And because of they are rarely public, disagreements in the tandem have great signaling power. Putin may be coy about running for President in 2012, but his supporters are going to get increasingly impatient especially since it is clearer and clearer that Medvedev is going seek a second term. So while these public moments might not have any real meaning to Medvedev and Putin beyond a simple difference of opinion, the factions that support them might blow them out of proportion. As insider Gleb Pavlovsky told Interfax, “Putin’s statement created an occasion for people who are searching for a split in the tandem. He unwittingly sent a conflicting signal to those who are searching for the possibility to unite against Medvedev and his policies. Such a signal was a mistake by the Prime Minister because it was not only seized by opponents of Medvedev but also opponents of Putin, and everyone who wants a split in the tandem to destabilize the entire political situation.” He went on to add, “This signal is really unusual. We see and hear how the chorus of Medvedev opponents, including opponents in the government apparatus, and also in the executive and legislative branches, who are afraid up until now to speak publicly, can now exclaim “Let Putin be our leader and political chieftain!”

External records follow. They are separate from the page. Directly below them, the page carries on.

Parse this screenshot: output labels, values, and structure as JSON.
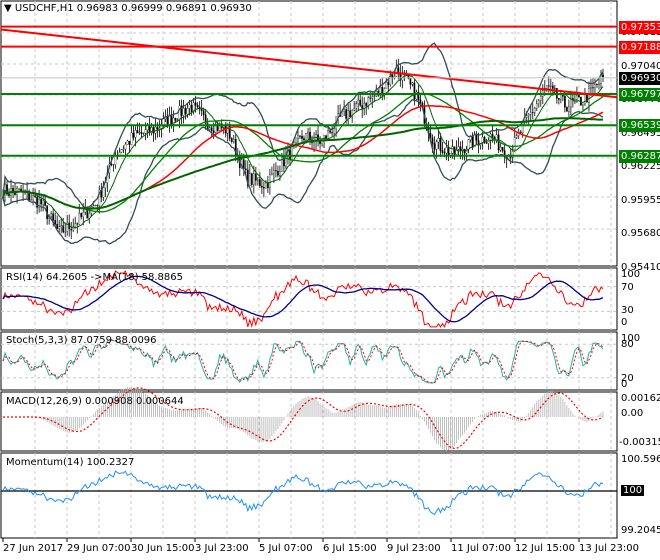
{
  "header": {
    "symbol": "USDCHF,H1",
    "ohlc": "0.96983 0.96999 0.96891 0.96930"
  },
  "price_axis": [
    "0.97315",
    "0.97040",
    "0.96770",
    "0.96495",
    "0.96225",
    "0.95955",
    "0.95680",
    "0.95410"
  ],
  "price_tags": [
    {
      "value": "0.97353",
      "color": "#ff0000"
    },
    {
      "value": "0.97188",
      "color": "#ff0000"
    },
    {
      "value": "0.96930",
      "color": "#000000"
    },
    {
      "value": "0.96797",
      "color": "#008000"
    },
    {
      "value": "0.96539",
      "color": "#008000"
    },
    {
      "value": "0.96287",
      "color": "#008000"
    }
  ],
  "indicators": {
    "rsi": {
      "label": "RSI(14) 64.2605  ->MA(18) 58.8865",
      "axis": [
        "100",
        "70",
        "30",
        "0"
      ]
    },
    "stoch": {
      "label": "Stoch(5,3,3) 87.0759 88.0096",
      "axis": [
        "100",
        "80",
        "20",
        "0"
      ]
    },
    "macd": {
      "label": "MACD(12,26,9) 0.000908 0.000644",
      "axis": [
        "0.001622",
        "0.00",
        "-0.003154"
      ]
    },
    "momentum": {
      "label": "Momentum(14) 100.2327",
      "axis": [
        "100.5966",
        "100",
        "99.2045"
      ]
    }
  },
  "time_axis": [
    "27 Jun 2017",
    "29 Jun 07:00",
    "30 Jun 15:00",
    "3 Jul 23:00",
    "5 Jul 07:00",
    "6 Jul 15:00",
    "9 Jul 23:00",
    "11 Jul 07:00",
    "12 Jul 15:00",
    "13 Jul 23:00"
  ],
  "chart_data": {
    "type": "candlestick",
    "symbol": "USDCHF",
    "timeframe": "H1",
    "ylim": [
      0.9541,
      0.9745
    ],
    "close_anchors": [
      0.96,
      0.9598,
      0.959,
      0.9565,
      0.9575,
      0.959,
      0.963,
      0.9645,
      0.965,
      0.966,
      0.967,
      0.9655,
      0.965,
      0.961,
      0.9605,
      0.9625,
      0.9645,
      0.964,
      0.966,
      0.967,
      0.968,
      0.97,
      0.968,
      0.964,
      0.963,
      0.964,
      0.9645,
      0.963,
      0.966,
      0.9685,
      0.967,
      0.9675,
      0.9693
    ],
    "horizontal_levels": [
      {
        "value": 0.97353,
        "color": "#ff0000"
      },
      {
        "value": 0.97188,
        "color": "#ff0000"
      },
      {
        "value": 0.96797,
        "color": "#008000"
      },
      {
        "value": 0.96539,
        "color": "#008000"
      },
      {
        "value": 0.96287,
        "color": "#008000"
      }
    ],
    "trendline": {
      "from": 0.9733,
      "to": 0.9677,
      "color": "#ff0000"
    },
    "rsi": {
      "value": 64.2605,
      "ma": 58.8865,
      "ylim": [
        0,
        100
      ]
    },
    "stoch": {
      "k": 87.0759,
      "d": 88.0096,
      "ylim": [
        0,
        100
      ]
    },
    "macd": {
      "main": 0.000908,
      "signal": 0.000644,
      "ylim": [
        -0.003154,
        0.001622
      ]
    },
    "momentum": {
      "value": 100.2327,
      "ylim": [
        99.2045,
        100.5966
      ]
    }
  }
}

Politics however is mainly about appearance and interpretation, especially in our soundbite ridden decontextualized world. Therefore while the differences between Medvedev and Putin might be “stylistic,” their unleashing into the similacrum might, in Pavlovsky’s words, become “dangerous.” This is why I think that there has been a concerted effort to downplay any real difference between the two, even when it’s meaningless. And it is especially imperative to do so in this case. The bombing of Libya ignites the passions of Russians who, like Putin, remember the bombing of Serbia and hold deep justifiable suspicions of NATO and the projection of Western power. So it is no surprise that Putin declared that his statement was his personal opinion, and his spokesman Dmitrii Peskov reiterated this fact to the press. Nor is it astonishing that other experts have been quick to say that there is no fundamental break between the two. Plus, as Stas Kucher wrote on his blog, the suggestion that there is any real split between these “blood brothers” is naive. No matter how many different cords the two strum, the song remains the same.

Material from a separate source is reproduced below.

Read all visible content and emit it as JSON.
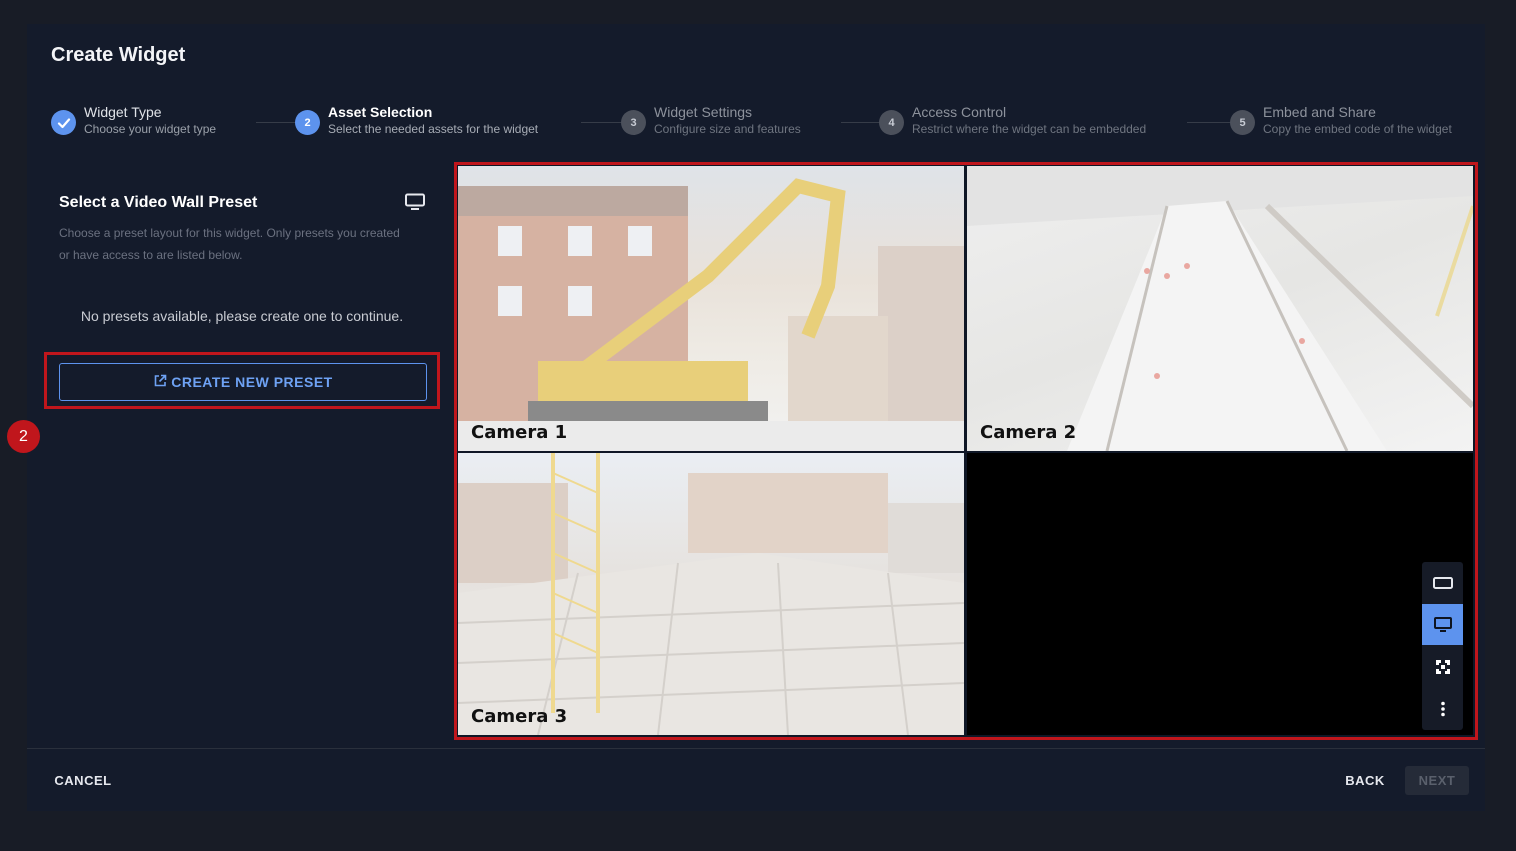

Perhaps this public moment will finally convince people that these disagreements between Medvedev and Putin are a good thing. First, they show that there can be coexistence with difference. And given that in my opinion the Russian state is haunted by an enduring sense of fragility, this will add a bit to its confidence. Second, these tiffs, if you can really even call them that, at the very least open the possibility for political pluralism and open public discourse. If this incident sends any signal, it should be that. The more the political elite sees that every ripple in the tandem’s armor isn’t reason to go to the mattresses is to the benefit of everyone, especially themselves.
Image: Свободная прессаPost Views: 397